Just for today, I will seek the serenity to accept that my pancreas has grown tired and can’t keep up with many of the foods I ate in the past.
Just for today, I will summon the courage to make small, positive changes and to protect my pancreas and health with foods that do not cause me or my pancreas harm.
Just for today, I will search within myself for answers and the wisdom to know what I need at every level: body, mind and spirit, and I will make decisions that support my pancreas and lead me towards vibrant health.
Just for today, I will take a few moments to be grateful for my amazing pancreas, and I will enjoy my life, living it to the fullest knowing that some days will not be perfect.

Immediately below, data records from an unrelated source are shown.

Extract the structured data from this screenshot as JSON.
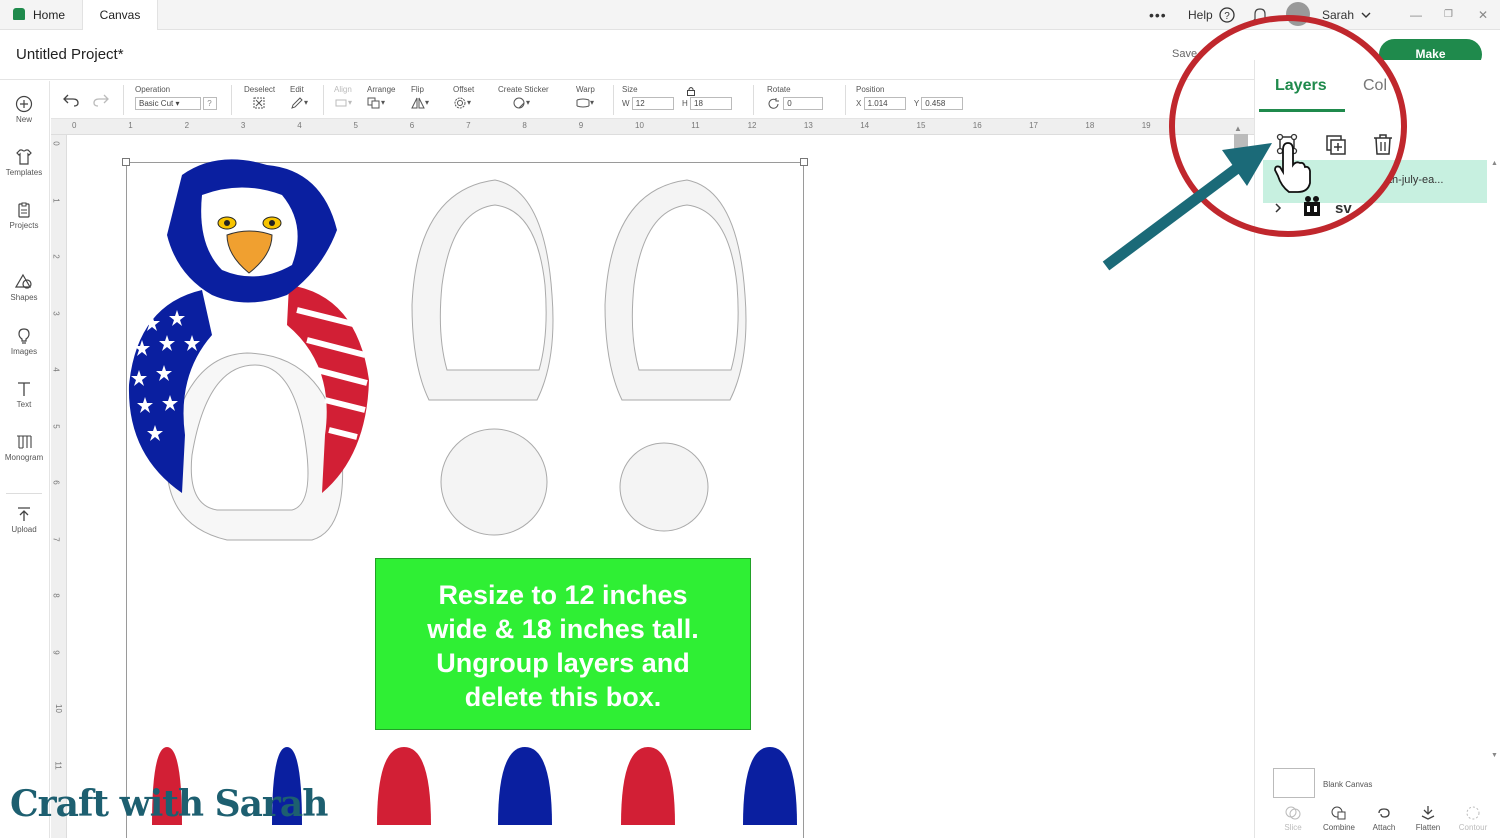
{
  "tabs": {
    "home": "Home",
    "canvas": "Canvas"
  },
  "topbar": {
    "help": "Help",
    "user": "Sarah",
    "more": "•••"
  },
  "header": {
    "project_title": "Untitled Project*",
    "save": "Save",
    "make": "Make"
  },
  "sidebar": [
    {
      "label": "New",
      "icon": "plus-circle-icon"
    },
    {
      "label": "Templates",
      "icon": "shirt-icon"
    },
    {
      "label": "Projects",
      "icon": "clipboard-icon"
    },
    {
      "label": "Shapes",
      "icon": "shapes-icon"
    },
    {
      "label": "Images",
      "icon": "lightbulb-icon"
    },
    {
      "label": "Text",
      "icon": "text-icon"
    },
    {
      "label": "Monogram",
      "icon": "monogram-icon"
    },
    {
      "label": "Upload",
      "icon": "upload-icon"
    }
  ],
  "toolbar": {
    "operation_label": "Operation",
    "operation_value": "Basic Cut",
    "deselect": "Deselect",
    "edit": "Edit",
    "align": "Align",
    "arrange": "Arrange",
    "flip": "Flip",
    "offset": "Offset",
    "create_sticker": "Create Sticker",
    "warp": "Warp",
    "size": "Size",
    "size_w_label": "W",
    "size_w": "12",
    "size_h_label": "H",
    "size_h": "18",
    "rotate": "Rotate",
    "rotate_value": "0",
    "position": "Position",
    "pos_x_label": "X",
    "pos_x": "1.014",
    "pos_y_label": "Y",
    "pos_y": "0.458"
  },
  "ruler_top": [
    "0",
    "1",
    "2",
    "3",
    "4",
    "5",
    "6",
    "7",
    "8",
    "9",
    "10",
    "11",
    "12",
    "13",
    "14",
    "15",
    "16",
    "17",
    "18",
    "19"
  ],
  "ruler_left": [
    "0",
    "1",
    "2",
    "3",
    "4",
    "5",
    "6",
    "7",
    "8",
    "9",
    "10",
    "11"
  ],
  "canvas": {
    "instruction_lines": [
      "Resize to 12 inches",
      "wide & 18 inches tall.",
      "Ungroup layers and",
      "delete this box."
    ],
    "watermark": "Craft with Sarah"
  },
  "right_panel": {
    "tab_layers": "Layers",
    "tab_color": "Col",
    "layer_name": "th-july-ea...",
    "layer_sub": "sv",
    "blank_canvas": "Blank Canvas",
    "bottom_tools": [
      "Slice",
      "Combine",
      "Attach",
      "Flatten",
      "Contour"
    ]
  },
  "colors": {
    "brand_green": "#1f8a4c",
    "instruction_green": "#2fef34",
    "highlight_circle": "#c0272d",
    "arrow": "#1b6a78",
    "layer_selected": "#c7f0e0",
    "eagle_blue": "#0a1fa0",
    "eagle_red": "#d21f35"
  }
}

Just for Today, I will be confident in the knowledge that one day at a time I can make lifestyle changes that will last a lifetime. I will remember the words of Sir William Osler, a physician who remarked over 100 years ago: “The way to live a long and happy life is to have a chronic disease and take care of it.”
Janet Sanders, Certified Health & Blood Sugar Coach
Founder, Blood Sugar Central
Type 2 Diabetic since 2001
Experts agree that there is a strong link between diabetes & depression. So, if you feel down at times, you are not alone.
The shock of a life-changing diagnosis, checking your blood glucose many times daily, the never ending management of diet and medications all take their toll, and can leave you feeling blue. In fact, 40 to 45 percent of people with Type 1 or Type 2 Diabetes will experience diabetes burnout in their lifetime.
It is important to know that there is a difference between clinical depression and "diabetes burnout" - sometime referred to as diabetes distress.
The hallmark of Diabetes Burnout or distress is a sense of frustration and low feelings associated with with the daily burdens of managing a chronic illness. For most people it is "situational", in that it arises from all of life's challenges that when combined with managing diabetes can make daily living seem overwhelming.
It is a double whammy because diabetes can worsen feelings of depression and depression makes it harder to take care of your depression.
If you find yourself feeling depressed, there are many things you can do to start feeling better.
First, make sure that you are dealing with diabetes burnout and not clinical depression. The best way to do this is to speak with your physician, a therapist or other medical professional. In some cases, your health professional may recommend an anti-depressant in addition to other steps that can include diet, exercise and therapy.
Second, get support to help you through these feelings. This can include working with a therapist, health coach or joining a support or community group. When you are feeling alone, it really helps to know that others are going through the same thing and to have people you can talk to about your situation.
Third, take small steps that are not overwhelming to improve your diet and keep blood sugars under control. Inaction often leads to feelings of helplessness, but moving forward, even in small ways, leads to feelings of well being and empowerment.